HMS Stirling Castle was a third rate 70-gun ship of the line, built in 1678 at Deptford as part of Samuel Pepys’ regeneration of the English navy, and lost on the Goodwin Sands during the Great Storm of 1703. It is of high importance as a rare example of a naval vessel employed in key naval campaigns at the turn of the 18th century.
The wreck site was first located in 1979 by local divers from Ramsgate, who approached the Thanet Archaeological Unit (TAU) – David Perkins was then Director. At this time there was a strong interest in marine archaeology within the Thanet Archaeological Unit and an underwater research sub-committee was set up to explore the wreck and recover artefacts.
History of Purchase
The wreck of the Stirling Castle was purchased from the Ministry of Defence on 10 December 1980. In the same year, the Stirling Castle was designated a Protected Wreck under the Protection of Wrecks Act 1973. TAU was renamed IOTAS when the Trust for Thanet Archaeology (TfTA) was set up in 1988 as a separate professional and commercial organisation and David Perkins became its first Director. Ownership of the Stirling Castle remained with IOTAS (the former TAU), although David Perkins continued to deal with Stirling Castle matters on behalf of IOTAS for some time afterwards.

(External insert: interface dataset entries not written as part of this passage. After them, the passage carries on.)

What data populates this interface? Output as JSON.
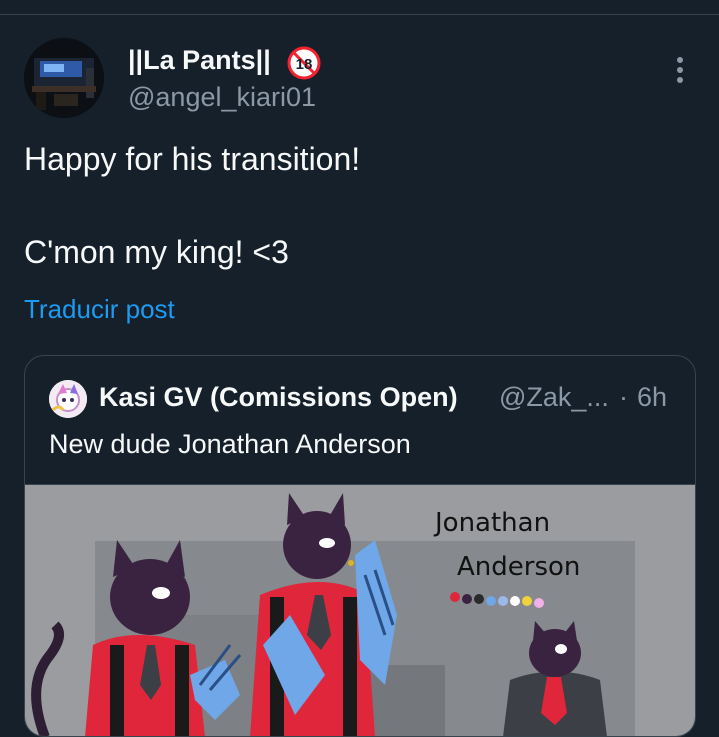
{
  "post": {
    "author": {
      "display_name": "||La Pants||",
      "handle": "@angel_kiari01",
      "badge_text": "18"
    },
    "text_lines": [
      "Happy for his transition!",
      "C'mon my king! <3"
    ],
    "translate_label": "Traducir post"
  },
  "quoted": {
    "author": {
      "display_name": "Kasi GV (Comissions Open)",
      "handle": "@Zak_...",
      "separator": "·",
      "time": "6h"
    },
    "text": "New dude Jonathan Anderson",
    "image_caption_line1": "Jonathan",
    "image_caption_line2": "Anderson"
  },
  "colors": {
    "background": "#15202b",
    "accent": "#1d9bf0",
    "muted": "#8b98a5",
    "badge": "#f4212e"
  },
  "icons": {
    "more": "more-vertical-icon",
    "age_badge": "no-under-18-icon"
  }
}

Artefacts Recovered from the Stirling Castle
Diving on the wreck continued until the wreck was once more covered by sand, although from time to time it has again been exposed, allowing further exploration. A large number of artefacts were recovered from the wreck in the early years of investigation, and were initially on display at Bleak House in Broadstairs, but the majority of these were eventually deposited with the Ramsgate Maritime Museum (RMM) when this was opened in 1984.
Some artefacts remained in Bleak House, but the collection there was broken up in 2006, and the current location of these artefacts is unknown. There are a few artefacts at the Greenwich Maritime Museum, but it is not clear whether these are on display or in store. Some underwater research was carried out in about 2008 by Wessex Archaeology, and artefacts from this activity are currently held by English Heritage at Fort Cumberland, Portsmouth.
In 2011, IOTAS transferred 184 artefacts which had been held in store by the Trust for Thanet Archaeology to the Shipwreck Museum in Hastings, under a loan agreement which is subject to a review every five years.
Gun and Carriage
A rare ‘Rupertino’ Gun and Carriage were raised from the Stirling Castle wreck site in 2000. Restoration of the gun and carriage was commissioned by the East Kent Maritime Trust (EKMT), in 2002, but since the dissolution of the EKMT in 2009, the gun has never been returned to Thanet, although it has been conserved, and is currently still at the premises of the Mary Rose Archaeological Trust, where most of the work was carried out.
Diving on the Wreck Site
Robert Peacock of the Seadive Organisation is officially licensed to dive on the Protected Wreck site, but it appears that little has been recovered in recent years, and information has been hard to come by. Remarkably, a film about the Stirling Castle was made in 2003 for Channel 4 television in the series ‘Wreck Detectives’ without IOTAS being consulted in any way!
The Future of the Stirling Castle Archive
As owners of the Stirling Castle and its artefacts, IOTAS fully appreciate the importance of the Stirling Castle wreck site and its archive, and are aware of our responsibility to play our part in safeguarding this.
As some of you may know, English Heritage (EH) have been carrying out a project on the Stirling Castle for many years. After a period of silence since 2009, last year EH made contact with IOTAS in order to facilitate the loan of a number of artefacts from both the museums, and also the pottery sherds stored at Crampton, for study, sampling and some conservation work, as part of the project. The artefacts loaned are due for return to the museums where they have been on display, in time for the summer season this year.
IOTAS are keen to ensure that artefacts remain accessible to the public in the Ramsgate Maritime and Hasting Shipwreck Museum. IOTAS has a responsibility to the community of Thanet which sustains our Society, and which has been involved in the recovery and display of the Stirling Castle artefacts, to ensure that these are not lost to local people.
Margaret Symonds – IOTAS Chair
For further information follow this link to the Historic England listing of the Stirling Castle: https://historicengland.org.uk/listing/the-list/list-entry/1000056
And to see the Historic England blog about the Stirling Castle including 3D images of the leather hats recovered: